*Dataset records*
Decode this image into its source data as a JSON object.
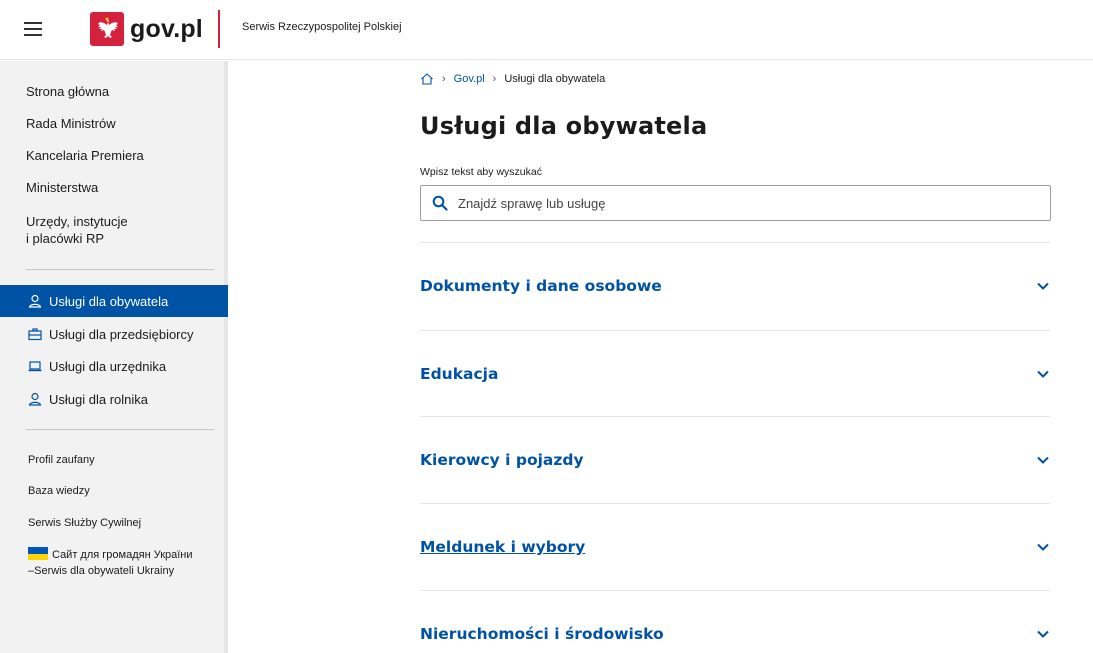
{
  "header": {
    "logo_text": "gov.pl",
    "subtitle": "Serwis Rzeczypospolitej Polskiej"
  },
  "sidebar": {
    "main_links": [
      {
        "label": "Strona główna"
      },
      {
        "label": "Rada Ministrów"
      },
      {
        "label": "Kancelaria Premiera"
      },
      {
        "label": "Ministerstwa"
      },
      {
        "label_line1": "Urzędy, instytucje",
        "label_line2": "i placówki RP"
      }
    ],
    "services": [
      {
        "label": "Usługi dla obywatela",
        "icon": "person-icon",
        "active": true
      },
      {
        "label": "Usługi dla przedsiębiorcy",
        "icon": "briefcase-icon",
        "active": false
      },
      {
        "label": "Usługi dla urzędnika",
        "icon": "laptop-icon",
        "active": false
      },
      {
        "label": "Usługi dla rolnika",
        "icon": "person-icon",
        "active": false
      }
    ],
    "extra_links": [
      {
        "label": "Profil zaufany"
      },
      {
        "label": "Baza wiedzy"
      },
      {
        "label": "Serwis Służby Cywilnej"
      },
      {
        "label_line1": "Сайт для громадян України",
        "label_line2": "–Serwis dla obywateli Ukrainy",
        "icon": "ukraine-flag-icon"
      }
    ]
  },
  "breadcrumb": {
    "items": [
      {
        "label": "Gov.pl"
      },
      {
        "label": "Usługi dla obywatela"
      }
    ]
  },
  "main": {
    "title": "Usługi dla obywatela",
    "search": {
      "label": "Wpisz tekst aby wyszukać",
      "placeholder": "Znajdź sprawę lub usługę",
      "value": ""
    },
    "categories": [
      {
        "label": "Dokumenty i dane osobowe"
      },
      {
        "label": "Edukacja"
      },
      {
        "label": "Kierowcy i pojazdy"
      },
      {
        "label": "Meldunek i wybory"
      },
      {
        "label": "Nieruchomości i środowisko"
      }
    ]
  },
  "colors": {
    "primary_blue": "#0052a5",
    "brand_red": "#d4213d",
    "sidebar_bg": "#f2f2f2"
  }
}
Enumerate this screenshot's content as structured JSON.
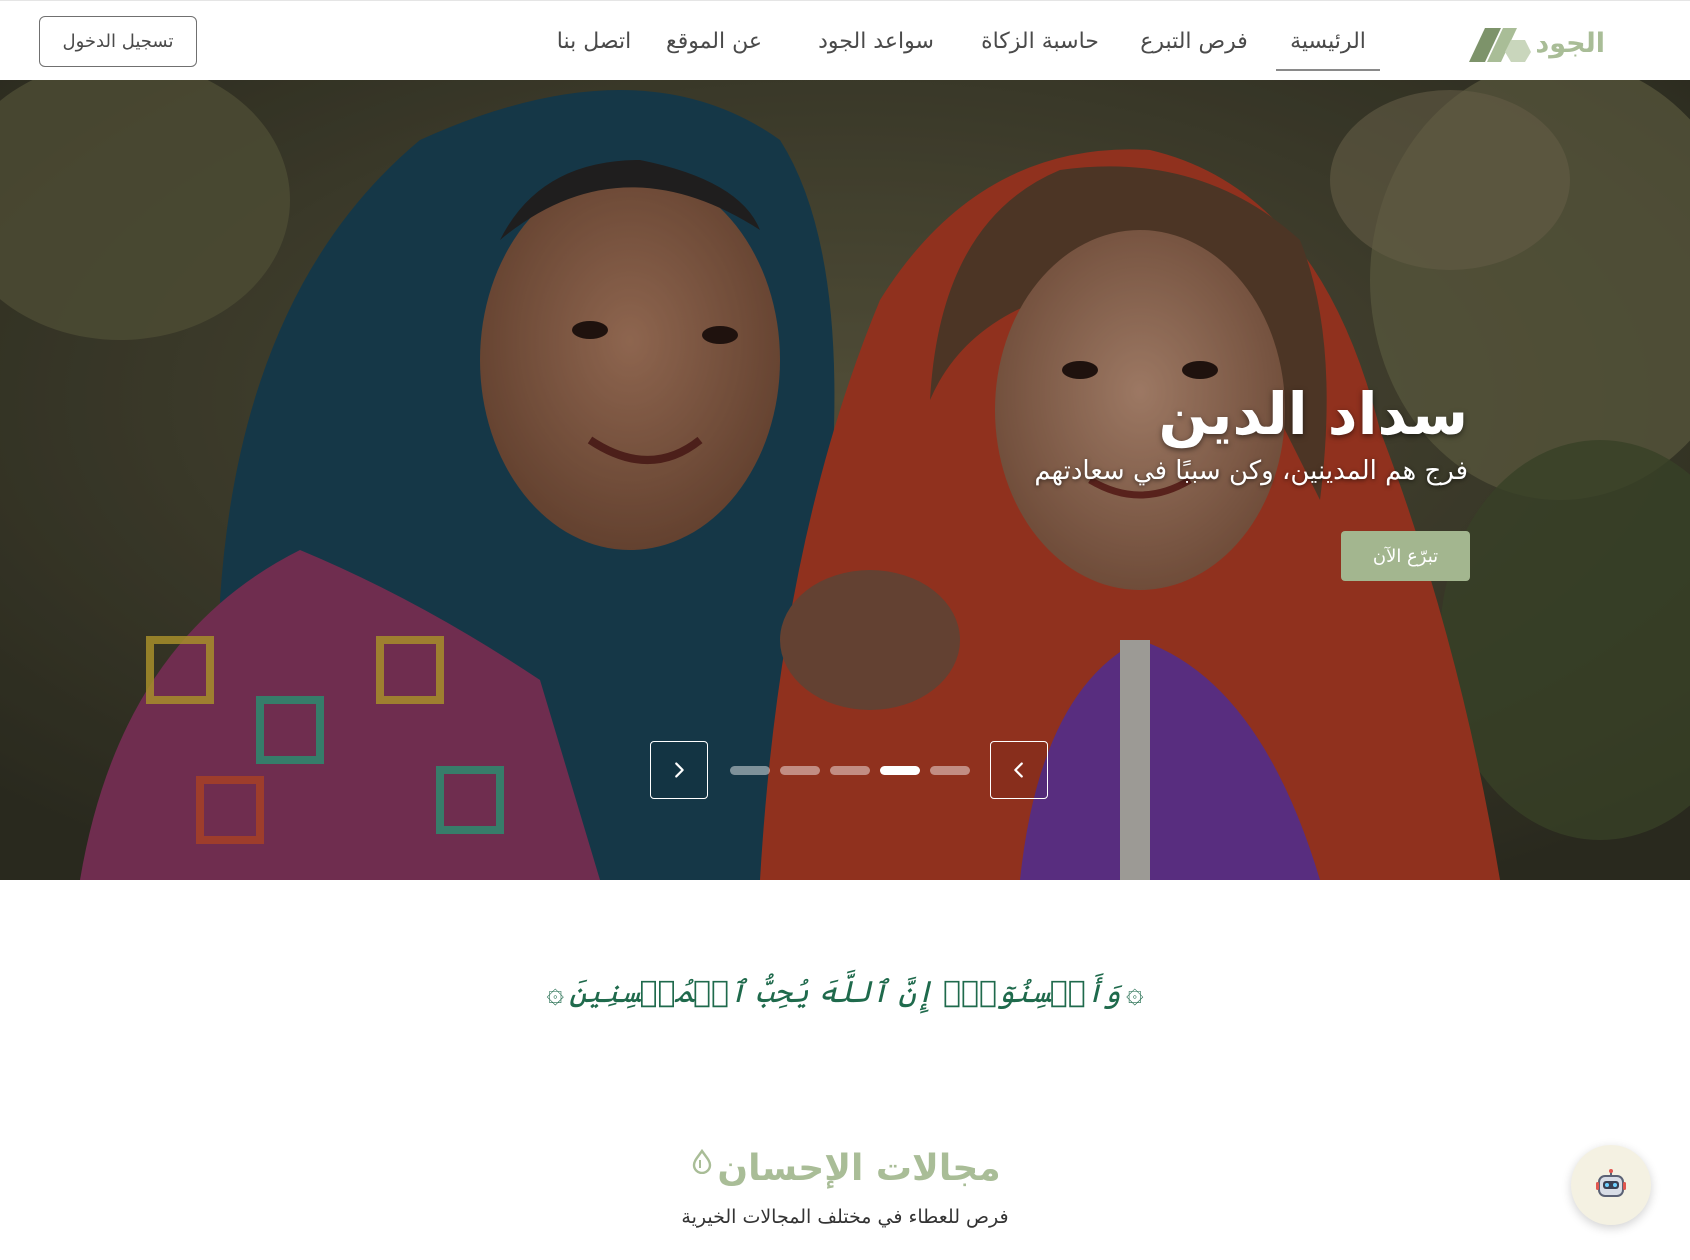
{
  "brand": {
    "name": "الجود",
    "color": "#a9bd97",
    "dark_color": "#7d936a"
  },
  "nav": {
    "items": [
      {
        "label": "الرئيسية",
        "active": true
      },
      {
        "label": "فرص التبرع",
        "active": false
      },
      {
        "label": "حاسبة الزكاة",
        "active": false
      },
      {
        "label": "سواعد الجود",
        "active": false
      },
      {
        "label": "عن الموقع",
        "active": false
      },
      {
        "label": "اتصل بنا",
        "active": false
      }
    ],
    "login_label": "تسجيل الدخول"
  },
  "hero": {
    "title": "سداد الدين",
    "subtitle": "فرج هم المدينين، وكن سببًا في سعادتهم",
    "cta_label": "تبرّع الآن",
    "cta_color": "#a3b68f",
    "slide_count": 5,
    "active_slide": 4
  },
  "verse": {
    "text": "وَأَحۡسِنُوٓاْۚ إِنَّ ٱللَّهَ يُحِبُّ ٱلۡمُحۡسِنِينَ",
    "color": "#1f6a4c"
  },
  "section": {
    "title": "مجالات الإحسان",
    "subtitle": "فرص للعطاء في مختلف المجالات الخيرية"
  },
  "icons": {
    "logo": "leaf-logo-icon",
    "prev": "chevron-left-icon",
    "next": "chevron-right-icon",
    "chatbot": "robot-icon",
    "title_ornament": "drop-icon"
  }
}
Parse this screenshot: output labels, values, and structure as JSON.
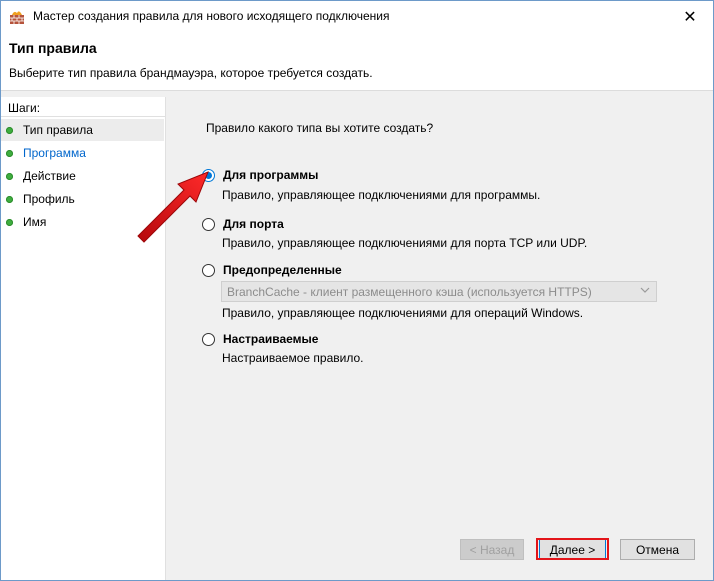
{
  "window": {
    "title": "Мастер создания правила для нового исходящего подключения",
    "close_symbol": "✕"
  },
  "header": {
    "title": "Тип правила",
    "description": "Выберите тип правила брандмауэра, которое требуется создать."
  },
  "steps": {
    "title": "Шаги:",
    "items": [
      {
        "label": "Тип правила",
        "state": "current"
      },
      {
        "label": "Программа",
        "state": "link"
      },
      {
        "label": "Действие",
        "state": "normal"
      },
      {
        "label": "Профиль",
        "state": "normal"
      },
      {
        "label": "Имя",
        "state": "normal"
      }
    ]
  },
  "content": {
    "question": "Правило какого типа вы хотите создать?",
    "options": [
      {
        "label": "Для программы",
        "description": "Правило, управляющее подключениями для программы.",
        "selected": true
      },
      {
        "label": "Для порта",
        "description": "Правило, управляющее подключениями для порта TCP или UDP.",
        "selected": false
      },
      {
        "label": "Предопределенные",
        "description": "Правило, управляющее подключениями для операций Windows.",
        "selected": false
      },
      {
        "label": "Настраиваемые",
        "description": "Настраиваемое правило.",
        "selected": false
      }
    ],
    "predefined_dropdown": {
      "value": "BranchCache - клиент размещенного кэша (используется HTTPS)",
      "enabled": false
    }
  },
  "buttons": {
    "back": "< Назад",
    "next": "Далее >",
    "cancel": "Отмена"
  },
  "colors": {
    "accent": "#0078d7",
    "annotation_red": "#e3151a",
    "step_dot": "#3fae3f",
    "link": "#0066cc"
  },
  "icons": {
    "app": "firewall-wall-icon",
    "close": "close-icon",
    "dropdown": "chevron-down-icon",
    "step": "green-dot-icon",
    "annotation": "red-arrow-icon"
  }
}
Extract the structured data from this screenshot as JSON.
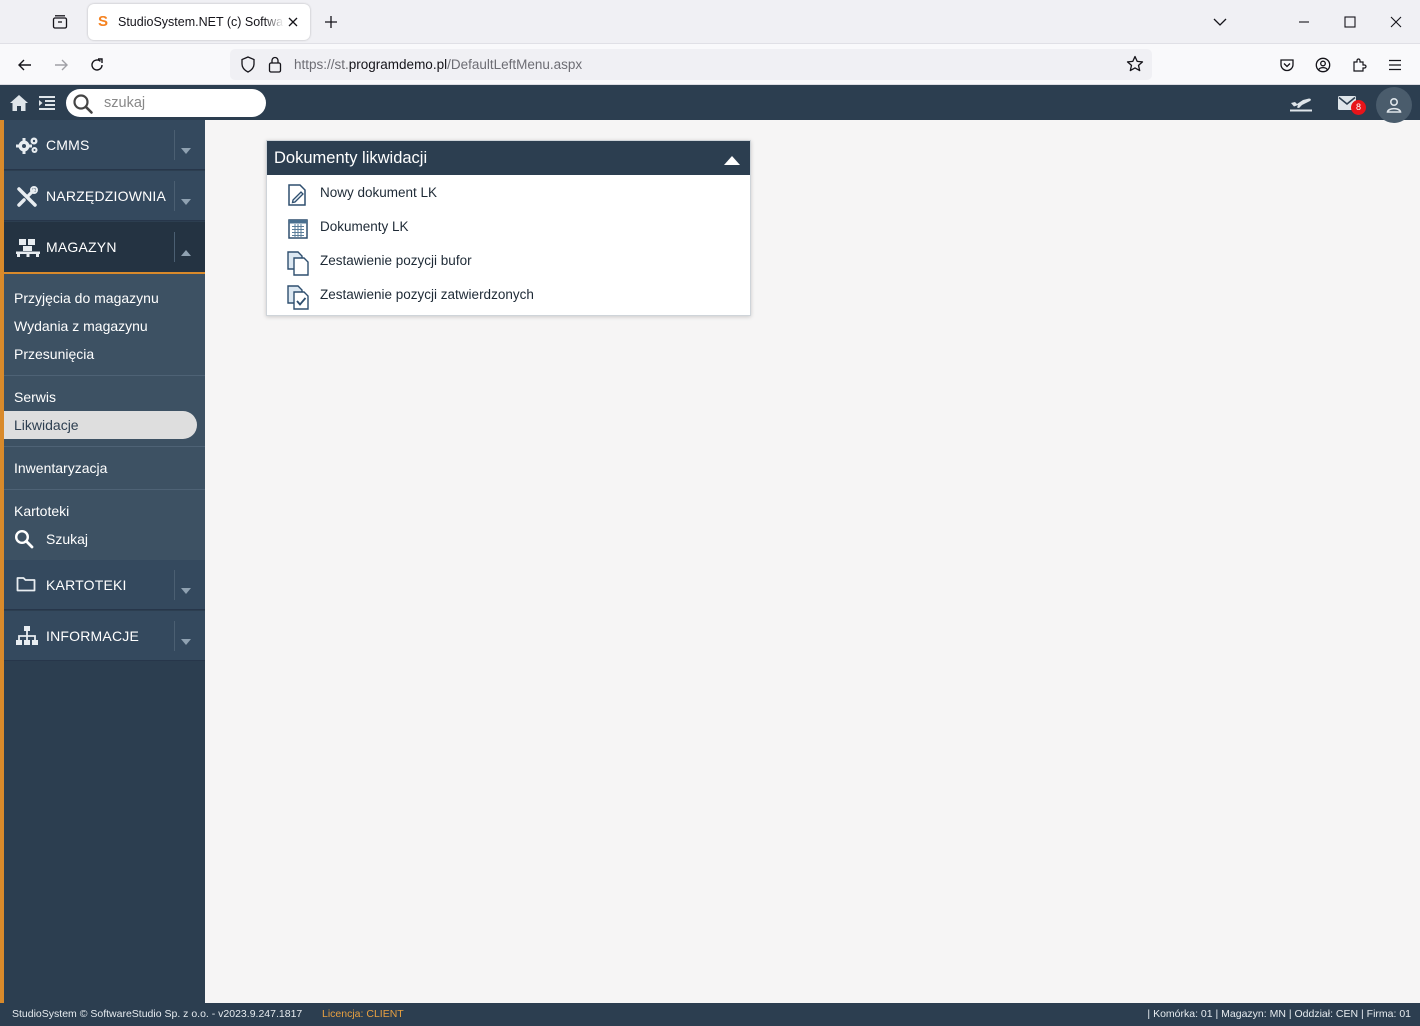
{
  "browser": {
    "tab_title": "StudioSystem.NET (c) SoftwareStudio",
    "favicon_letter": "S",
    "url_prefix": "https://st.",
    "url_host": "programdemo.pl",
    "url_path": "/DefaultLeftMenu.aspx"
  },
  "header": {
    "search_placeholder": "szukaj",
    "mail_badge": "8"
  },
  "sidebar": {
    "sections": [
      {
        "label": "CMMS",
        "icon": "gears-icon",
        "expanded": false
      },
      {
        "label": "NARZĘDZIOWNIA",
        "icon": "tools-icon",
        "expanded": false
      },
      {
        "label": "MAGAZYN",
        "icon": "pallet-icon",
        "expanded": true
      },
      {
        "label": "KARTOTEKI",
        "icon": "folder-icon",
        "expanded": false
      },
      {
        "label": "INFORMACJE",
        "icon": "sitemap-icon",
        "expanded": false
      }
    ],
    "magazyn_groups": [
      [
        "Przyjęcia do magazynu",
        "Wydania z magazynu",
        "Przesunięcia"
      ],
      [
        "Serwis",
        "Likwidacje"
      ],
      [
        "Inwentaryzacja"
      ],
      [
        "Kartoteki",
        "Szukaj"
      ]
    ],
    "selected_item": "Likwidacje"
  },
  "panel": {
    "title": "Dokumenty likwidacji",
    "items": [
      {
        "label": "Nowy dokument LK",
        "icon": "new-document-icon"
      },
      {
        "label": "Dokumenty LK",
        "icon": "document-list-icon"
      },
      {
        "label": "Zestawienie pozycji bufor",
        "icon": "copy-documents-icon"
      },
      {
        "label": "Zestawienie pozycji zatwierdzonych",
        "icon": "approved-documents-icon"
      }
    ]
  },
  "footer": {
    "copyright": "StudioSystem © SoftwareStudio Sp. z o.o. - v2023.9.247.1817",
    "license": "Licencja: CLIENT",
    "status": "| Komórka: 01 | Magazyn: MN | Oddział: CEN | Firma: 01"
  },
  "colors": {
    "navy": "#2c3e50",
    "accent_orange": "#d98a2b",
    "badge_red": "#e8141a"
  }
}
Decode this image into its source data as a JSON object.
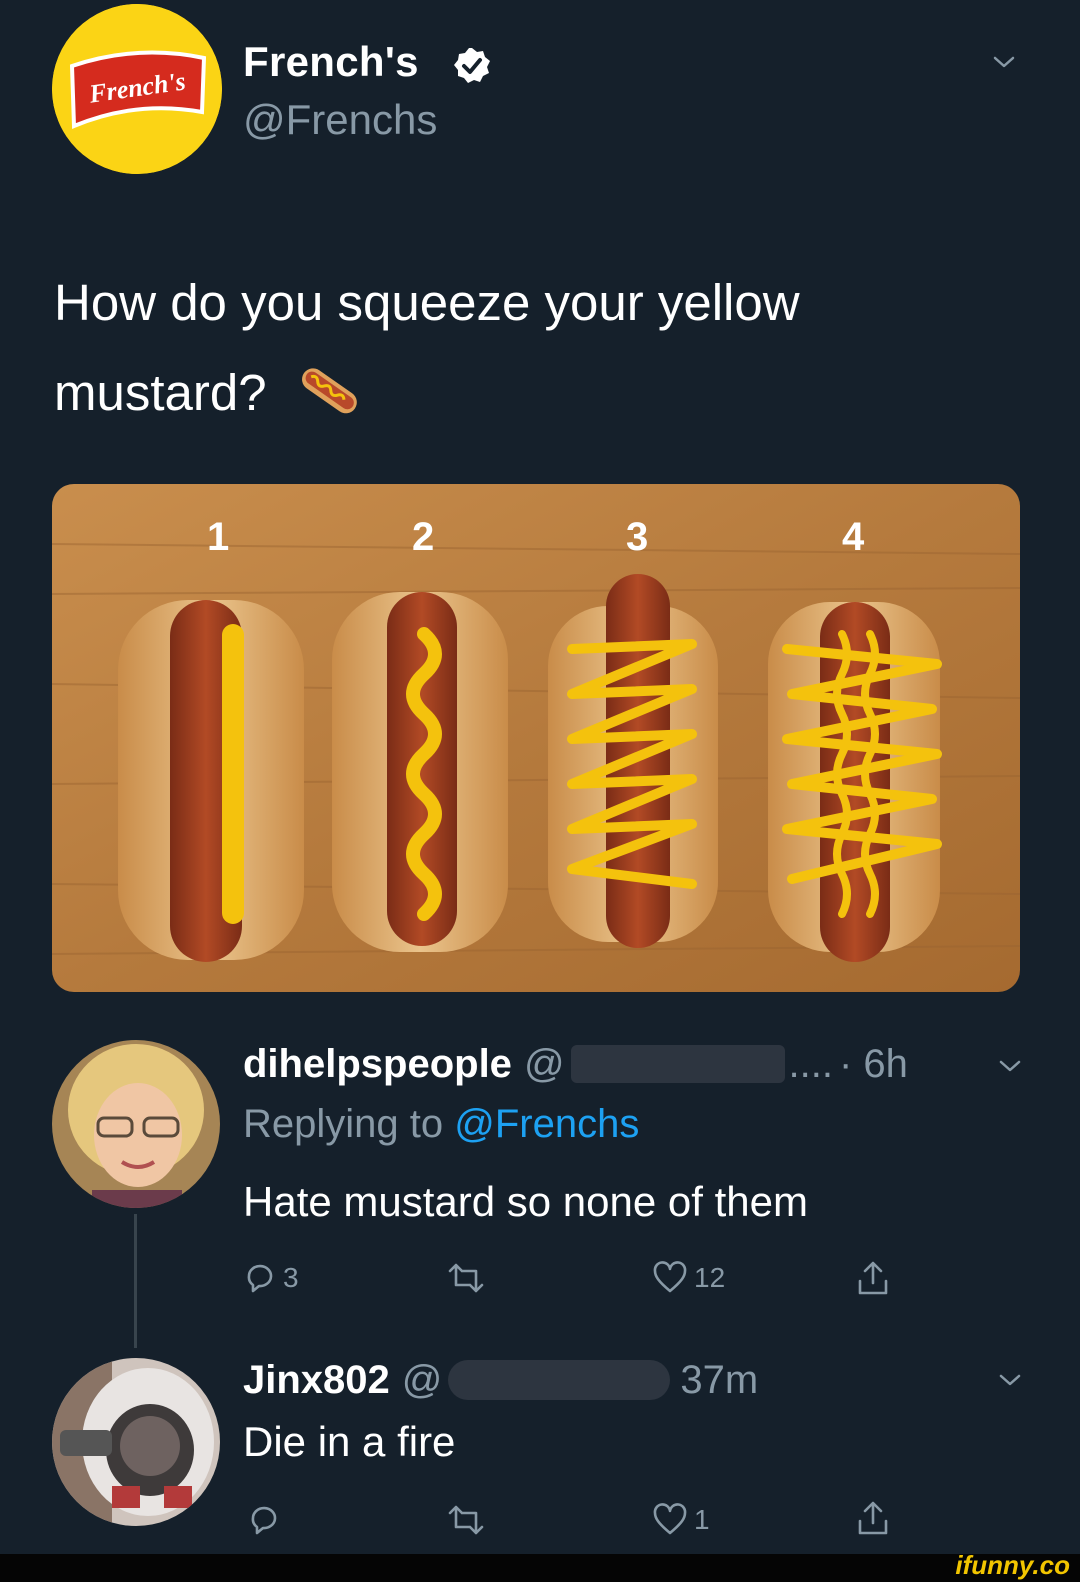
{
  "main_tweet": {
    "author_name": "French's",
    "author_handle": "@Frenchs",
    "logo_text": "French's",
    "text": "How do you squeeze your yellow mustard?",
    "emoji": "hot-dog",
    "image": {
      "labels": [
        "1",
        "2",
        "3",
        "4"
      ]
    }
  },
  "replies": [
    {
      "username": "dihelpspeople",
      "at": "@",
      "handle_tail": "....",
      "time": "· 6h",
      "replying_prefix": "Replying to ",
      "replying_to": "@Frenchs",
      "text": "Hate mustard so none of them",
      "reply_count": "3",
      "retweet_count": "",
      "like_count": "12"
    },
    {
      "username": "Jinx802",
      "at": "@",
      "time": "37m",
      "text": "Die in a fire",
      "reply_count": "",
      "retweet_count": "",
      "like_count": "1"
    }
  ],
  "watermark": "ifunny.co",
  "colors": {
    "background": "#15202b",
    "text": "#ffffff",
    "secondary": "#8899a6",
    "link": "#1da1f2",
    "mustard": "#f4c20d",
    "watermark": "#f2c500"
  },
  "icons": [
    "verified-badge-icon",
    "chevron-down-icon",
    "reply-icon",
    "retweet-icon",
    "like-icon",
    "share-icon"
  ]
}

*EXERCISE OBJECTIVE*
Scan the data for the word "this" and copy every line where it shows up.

*TASK RESPONSE*
Decode this image into its source data as a JSON object.
Enumerate this screenshot's content as structured JSON.
Parse this screenshot: output labels, values, and structure as JSON.
Extract the structured data from this screenshot as JSON.
Decode this image into its source data as a JSON object.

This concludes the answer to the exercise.